+++ EXTRACTED MATERIAL

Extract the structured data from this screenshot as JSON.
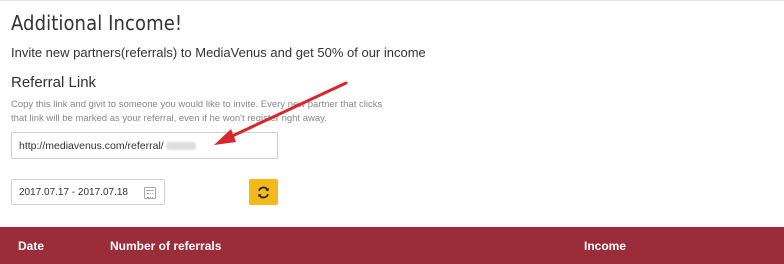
{
  "header": {
    "title": "Additional Income!",
    "subtitle": "Invite new partners(referrals) to MediaVenus and get 50% of our income"
  },
  "referral": {
    "section_label": "Referral Link",
    "help_text": "Copy this link and givit to someone you would like to invite. Every new partner that clicks that link will be marked as your referral, even if he won't register right away.",
    "link_value": "http://mediavenus.com/referral/"
  },
  "filter": {
    "date_range": "2017.07.17 - 2017.07.18"
  },
  "table": {
    "columns": [
      "Date",
      "Number of referrals",
      "Income"
    ]
  },
  "colors": {
    "table_header": "#9b2c3a",
    "refresh_button": "#f5b81a",
    "annotation_arrow": "#d9262b"
  },
  "icons": {
    "refresh": "refresh-icon",
    "calendar": "calendar-icon"
  }
}
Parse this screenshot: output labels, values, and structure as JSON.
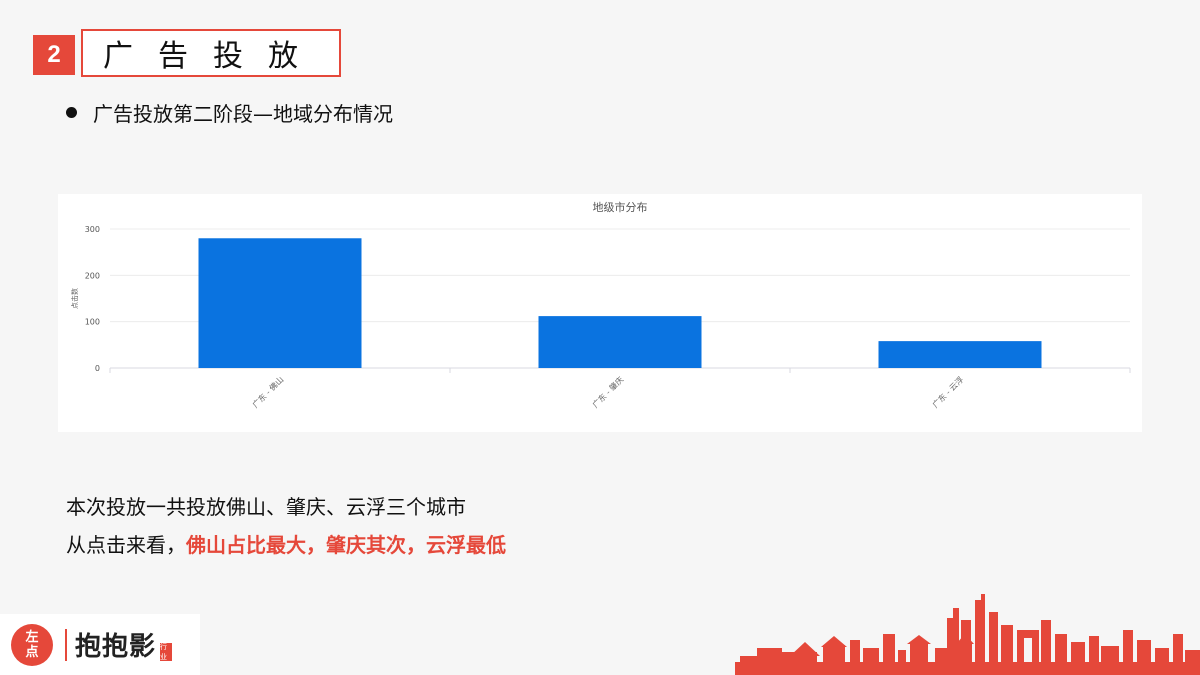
{
  "header": {
    "section_number": "2",
    "title": "广告投放"
  },
  "bullet": {
    "text": "广告投放第二阶段—地域分布情况"
  },
  "chart_data": {
    "type": "bar",
    "title": "地级市分布",
    "ylabel": "点击数",
    "xlabel": "",
    "categories": [
      "广东 - 佛山",
      "广东 - 肇庆",
      "广东 - 云浮"
    ],
    "values": [
      280,
      112,
      58
    ],
    "ylim": [
      0,
      300
    ],
    "yticks": [
      0,
      100,
      200,
      300
    ],
    "grid": true,
    "bar_color": "#0a73e0"
  },
  "summary": {
    "line1": "本次投放一共投放佛山、肇庆、云浮三个城市",
    "line2_prefix": "从点击来看，",
    "line2_highlight": "佛山占比最大，肇庆其次，云浮最低"
  },
  "logo": {
    "circle_top": "左",
    "circle_bottom": "点",
    "brand": "抱抱影",
    "tag": "行业"
  },
  "colors": {
    "accent": "#e5483a",
    "bar": "#0a73e0"
  }
}
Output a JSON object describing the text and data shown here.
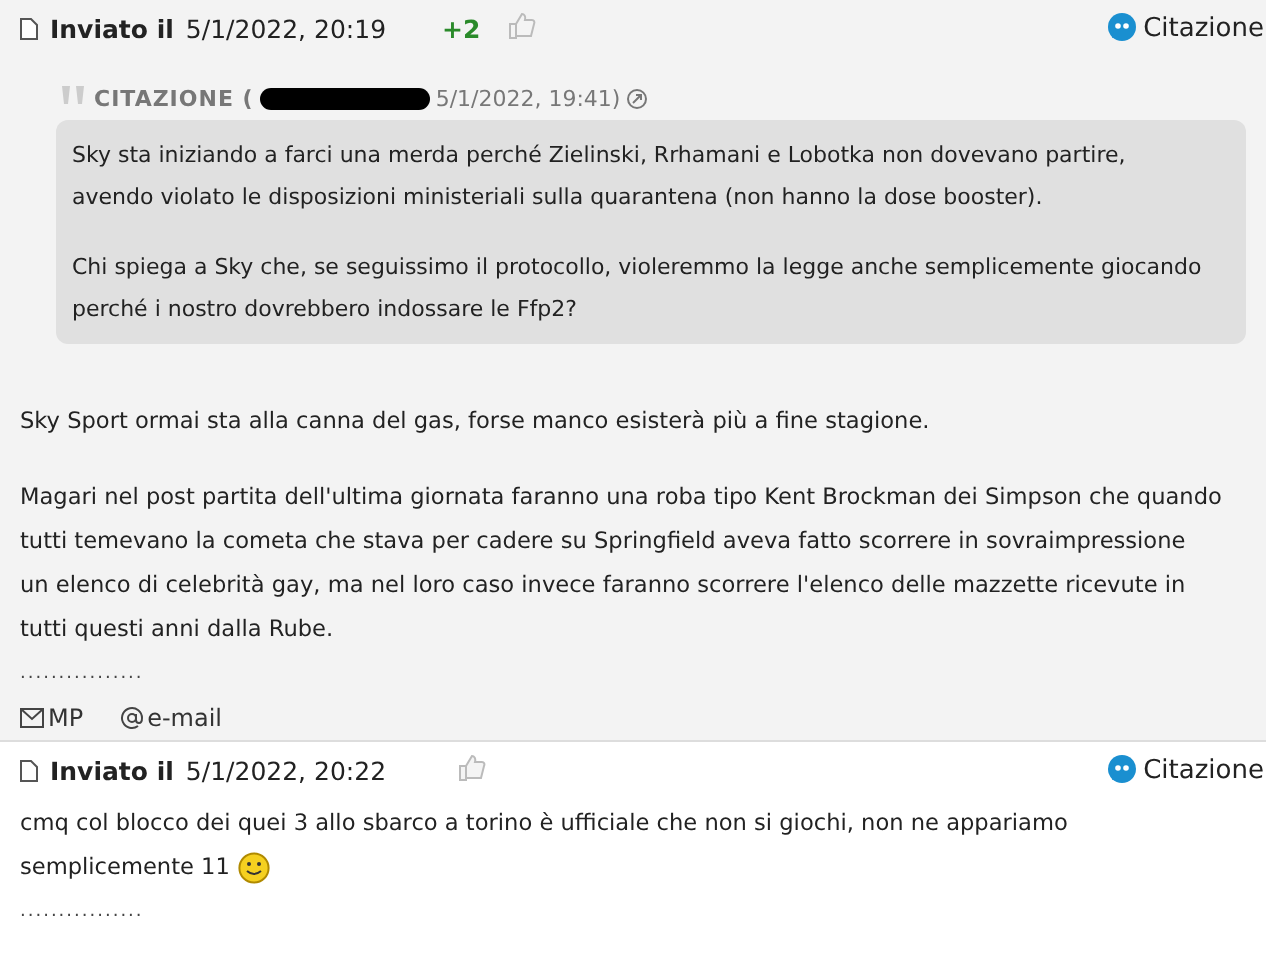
{
  "posts": [
    {
      "header": {
        "label": "Inviato il",
        "date": "5/1/2022, 20:19",
        "votes": "+2",
        "quote_button": "Citazione"
      },
      "quote": {
        "label": "CITAZIONE (",
        "meta": "5/1/2022, 19:41)",
        "paragraphs": [
          [
            "Sky sta iniziando a farci una merda perché Zielinski, Rrhamani e Lobotka non dovevano partire,",
            "avendo violato le disposizioni ministeriali sulla quarantena (non hanno la dose booster)."
          ],
          [
            "Chi spiega a Sky che, se seguissimo il protocollo, violeremmo la legge anche semplicemente giocando",
            "perché i nostro dovrebbero indossare le Ffp2?"
          ]
        ]
      },
      "paragraphs": [
        [
          "Sky Sport ormai sta alla canna del gas, forse manco esisterà più a fine stagione."
        ],
        [
          "Magari nel post partita dell'ultima giornata faranno una roba tipo Kent Brockman dei Simpson che quando",
          "tutti temevano la cometa che stava per cadere su Springfield aveva fatto scorrere in sovraimpressione",
          "un elenco di celebrità gay, ma nel loro caso invece faranno scorrere l'elenco delle mazzette ricevute in",
          "tutti questi anni dalla Rube."
        ]
      ],
      "signature": "................",
      "footer": [
        "MP",
        "e-mail"
      ]
    },
    {
      "header": {
        "label": "Inviato il",
        "date": "5/1/2022, 20:22",
        "quote_button": "Citazione"
      },
      "paragraphs": [
        [
          "cmq col blocco dei quei 3 allo sbarco a torino è ufficiale che non si giochi, non ne appariamo",
          "semplicemente 11"
        ]
      ],
      "smiley": true,
      "signature": "................"
    }
  ]
}
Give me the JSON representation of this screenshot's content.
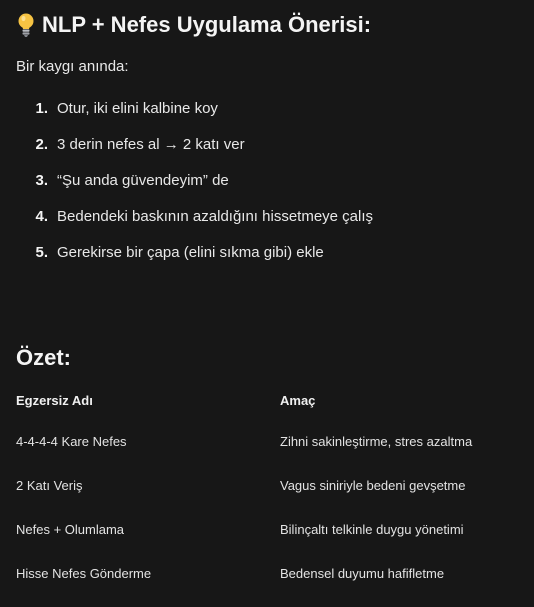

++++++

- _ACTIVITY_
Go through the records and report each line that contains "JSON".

- _OUTPUT FOR THIS TASK_
Extract the structured data from this screenshot as JSON.
Parse this screenshot: output labels, values, and structure as JSON.
Output a JSON object describing the text and data shown here.
Give me the JSON representation of this screenshot's content.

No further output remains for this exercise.